"When teachers and other school leaders effectively engage in establishing caring and learning relationships, they are then able to use the pedagogies that we know make a difference for Maori and other marginalized students’ learning.” Russell Bishop, ONZM, hopefully does not need much by way of introduction. He is the past Director of Te Kotahitanga, now Emeritus Professor of Māori Education at the University of Waikato, and author of a wealth of essential research on Kaupapa Māori education and education reform processes. Perhaps most relevant for us right now, he is also the keynote speaker at our Leading for Equity event on September 9! Ahead of Russell’s presentation, we caught up with him to discuss his latest work Teaching to the North-East, and how both teachers and leaders can improve their practice in this regard. Where to find the North-East “The North-East is a metaphorical position,” Russell explains, “on a scatter plot with two axes – relationships and interactions. When teachers are teaching in the North-East, they are proficient at establishing caring and learning relationships (the ‘East’ on the relationships continuum) and using these relationships to enable those dialogic interactions we know make a difference for students’ learning (the North on the Interactions continuum). "When you teach in the North-East, you are able to teach all students – rather than just some, or just those of the majority culture.” “Teachers in the North-East perform well on both axes – they implement effective relational practices in the classroom, and they also use the pedagogies that make a difference.

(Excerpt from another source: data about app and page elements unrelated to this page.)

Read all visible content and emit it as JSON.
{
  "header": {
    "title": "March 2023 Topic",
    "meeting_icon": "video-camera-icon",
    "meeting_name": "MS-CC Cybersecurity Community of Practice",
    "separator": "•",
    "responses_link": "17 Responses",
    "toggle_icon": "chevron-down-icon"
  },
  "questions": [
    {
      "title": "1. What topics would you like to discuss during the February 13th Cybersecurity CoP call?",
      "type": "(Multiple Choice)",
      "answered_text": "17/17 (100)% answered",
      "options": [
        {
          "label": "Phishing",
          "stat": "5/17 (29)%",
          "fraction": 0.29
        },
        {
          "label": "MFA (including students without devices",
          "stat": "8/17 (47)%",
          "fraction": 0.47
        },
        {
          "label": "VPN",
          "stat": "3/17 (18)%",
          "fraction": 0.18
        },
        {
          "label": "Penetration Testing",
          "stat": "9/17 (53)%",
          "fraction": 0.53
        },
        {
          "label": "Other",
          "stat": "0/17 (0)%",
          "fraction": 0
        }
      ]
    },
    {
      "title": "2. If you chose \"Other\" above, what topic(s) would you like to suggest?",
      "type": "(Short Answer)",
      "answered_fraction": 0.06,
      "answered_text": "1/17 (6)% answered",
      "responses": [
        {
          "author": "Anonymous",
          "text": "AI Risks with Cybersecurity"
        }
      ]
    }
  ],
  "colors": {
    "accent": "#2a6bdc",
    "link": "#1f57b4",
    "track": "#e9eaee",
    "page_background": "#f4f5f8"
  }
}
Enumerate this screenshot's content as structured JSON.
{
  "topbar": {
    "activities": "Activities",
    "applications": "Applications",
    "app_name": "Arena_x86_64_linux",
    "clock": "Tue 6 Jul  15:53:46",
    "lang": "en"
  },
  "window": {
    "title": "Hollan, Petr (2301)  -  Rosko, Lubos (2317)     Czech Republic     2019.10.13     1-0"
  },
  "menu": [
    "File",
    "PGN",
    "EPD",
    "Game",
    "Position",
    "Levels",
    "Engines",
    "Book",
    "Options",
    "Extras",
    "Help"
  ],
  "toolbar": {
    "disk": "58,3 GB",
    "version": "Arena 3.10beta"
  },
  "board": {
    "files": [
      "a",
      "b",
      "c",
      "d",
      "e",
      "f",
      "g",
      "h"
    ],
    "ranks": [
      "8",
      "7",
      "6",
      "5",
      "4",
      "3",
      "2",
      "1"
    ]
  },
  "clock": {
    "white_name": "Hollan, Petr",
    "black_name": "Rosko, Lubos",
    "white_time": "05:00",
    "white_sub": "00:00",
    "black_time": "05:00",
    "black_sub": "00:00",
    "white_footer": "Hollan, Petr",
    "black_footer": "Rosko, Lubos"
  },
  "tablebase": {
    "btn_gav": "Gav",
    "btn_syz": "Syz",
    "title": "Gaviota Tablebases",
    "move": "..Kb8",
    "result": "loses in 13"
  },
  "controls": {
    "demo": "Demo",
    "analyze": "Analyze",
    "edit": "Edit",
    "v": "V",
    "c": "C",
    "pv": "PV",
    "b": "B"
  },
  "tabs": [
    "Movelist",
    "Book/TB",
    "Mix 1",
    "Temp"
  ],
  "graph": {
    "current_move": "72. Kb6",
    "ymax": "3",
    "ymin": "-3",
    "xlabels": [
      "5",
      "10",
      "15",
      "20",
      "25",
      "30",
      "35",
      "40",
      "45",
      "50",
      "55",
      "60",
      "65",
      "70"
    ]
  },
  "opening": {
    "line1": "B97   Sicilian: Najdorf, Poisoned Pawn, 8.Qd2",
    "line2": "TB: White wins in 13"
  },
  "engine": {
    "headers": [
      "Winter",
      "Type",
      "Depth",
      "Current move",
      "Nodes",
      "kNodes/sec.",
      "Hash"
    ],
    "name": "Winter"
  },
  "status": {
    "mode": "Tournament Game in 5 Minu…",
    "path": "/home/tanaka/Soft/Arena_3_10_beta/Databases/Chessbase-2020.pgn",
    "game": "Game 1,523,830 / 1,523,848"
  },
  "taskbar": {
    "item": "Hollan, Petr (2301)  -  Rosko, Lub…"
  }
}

It isn’t enough, particularly for Maori and other marginalised students, to do one without the other – you must have both.” It’s a model borne out of Russell’s theories about the centrality of relationships for researchers and teachers being able to undertake their work more effectively, tested through Te Kotahitanga, then developed further with Cognition Education, laterally with a focus on how to sustain teaching and leading in the North-East. “Sustainability is enabled by teachers continually monitoring student’ progress and the impact of the processes of learning on student learning so as to be able to modify relationships and interactions in a formative manner. Such modifications are supported by coaching so that you’re teaching everyone involved in a classroom and the school to learn, so they can help others. In this way, creating a cycle of self-determined learners at all levels.”Creating the right conditions from the top "The simple message for school leaders who are wanting to promote equitable outcomes in their school is to replicate in their practice what they expect their teachers to do. That is, North-East Leaders supporting North-East teachers in what will become a North-East school." Be they principals, senior leadership team members or any other leaders, they need to learn to create caring and learning relationships, interact dialogically within this context and monitor learners’ (in this case, teachers’) progress so they can modify and sustain their North-East leadership practices. “A further major role of leaders here is to challenge and support – particularly those who persist with strategies we know don’t work and in fact, are harmful to students’ learning. The aim is to promote a common code of effective practice at all levels in the school.” “Leadership in this approach is essentially a coaching process. And just as we coach teachers into the North-East position, leaders need to be coached and mentored as well so that all are working to the agreed common code of practice.” “If you don’t constantly emphasise a relationship-based environment, and then interact and modify practices within this environment in ways we know make a difference to students currently not benefiting from their participation in schooling, then the chances of Maori and other marginalised children realizing their potential is very limited.” Russell Bishop is the keynote speaker at Leading for Equity – a Springboard Trust learning event on September 9 and 10. For more information and tickets, please click here. For more information on Teaching to the North-East: Relationship-based learning in practice, Russell’s book is now available through NZCER press.
4 min read